Through development, Spellborn’s battle system strayed slightly from the beaten path and most likely the most notable change players will have to adjust to lies in the skill-based “FPS targeting” the game institutes. Instead of hitting a key to lock on to an enemy and hitting a button to engage an enemy until it dies, players will actually have to aim their attacks for maximum effectiveness. Spellborn features a number of onscreen reticules, which change depending on the situation and outline in red when an enemy is targeted for the full effect of a skill or attack. While this may draw a number of scoffs from traditional RPG buffs, Drijver explained the game was built with the mechanic in mind.
“It was an early principle of the game,” he said. “A big grudge the developers had with these games was the fact they were so dependent on a ‘dice roll.’ When something happens, you can’t do anything other than accept it. In a game, if you can dodge a hit, you shouldn’t be hit. That is why we went for the manual aiming. It hasn’t been done much and it definitely hasn’t been done successfully. It’s definitely a unique system.”
Through the system, luck and the importance of gear and items takes a backseat to skill, creating a one-of-a-kind experience. It’s hard to grasp the unique concepts of Spellborn just by reading Web pages and press releases, so, thankfully, the open beta allowed me to get in a little hands-on experience with the game. For a free offering, Spellborn surprisingly flexes a graphical muscle, which comes courtesy of an extended Unreal Engine 2.5. While there is a loose, fantasy art style used in the game, the attention to detail and lighting effects don’t go unnoticed. However, with so many critters and demons to slay, players won’t be able to gawk at the scenery forever.
Thankfully, so far, the action-based combat is where the game is truly shining thus far in its development. Actions are performed via skill decks, which rotate into different layers, giving players robust options with buffers, attacks and combos. Furthermore, with the removal of formulas and random interventions from the game play, players will have to use strategy and preparation before approaching an enemy.
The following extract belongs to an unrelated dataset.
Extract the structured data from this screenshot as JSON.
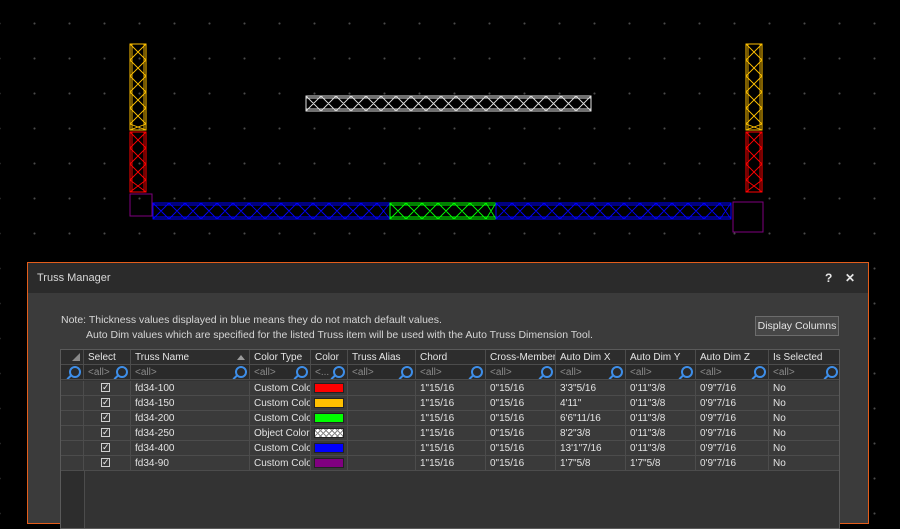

Praying for a miss from your opponent is pointless in Spellborn as it won’t happen randomly like in other RPGs – players have to actively make opponents miss by dashing or jumping to safety. Want a crippling critical hit to bring your opponent to their knees? Again, it won’t happen randomly – you’ll have to work for that extra damage by strategically attacking from behind the opponent. The strategies and reliance on action put Spellborn on a different plateau and while the environmental AI monsters can become predictable, facing off against another human takes the game to another level.
“The game never, ever does things twice the same way,” boasted Drijver. “We’re trying to make a game that keeps surprising you and entertaining you.”
Spellborn just entered its open beta phase following a swipe of the slate of the closed beta testing, and, as such, players can expect a number of updates and extra features to unfold as the game progresses. However, Perry pointed out even though the game is fresh, it certainly doesn’t lack in content.
“It has a surprising amount in it even though it’s a relatively new game,” he said. “It will be interesting to see people keep playing and the constant updating. The game is going to be fascinating to see five year years from now.”
Right now, there are no plans for a progress wipe following the open beta testing phase, so players can begin their journey now without fear of losing their beefed-up Bloodwarrior when the game is made available commercially. The game’s official web page offers up all the information you could want to know if you’re curious about keeping your keyboard and mouse busy with Acclaim’s skill-based RPG offering. Until then, we’ll keep an eye on The Chronicles of Spellborn as it closes in on its official release.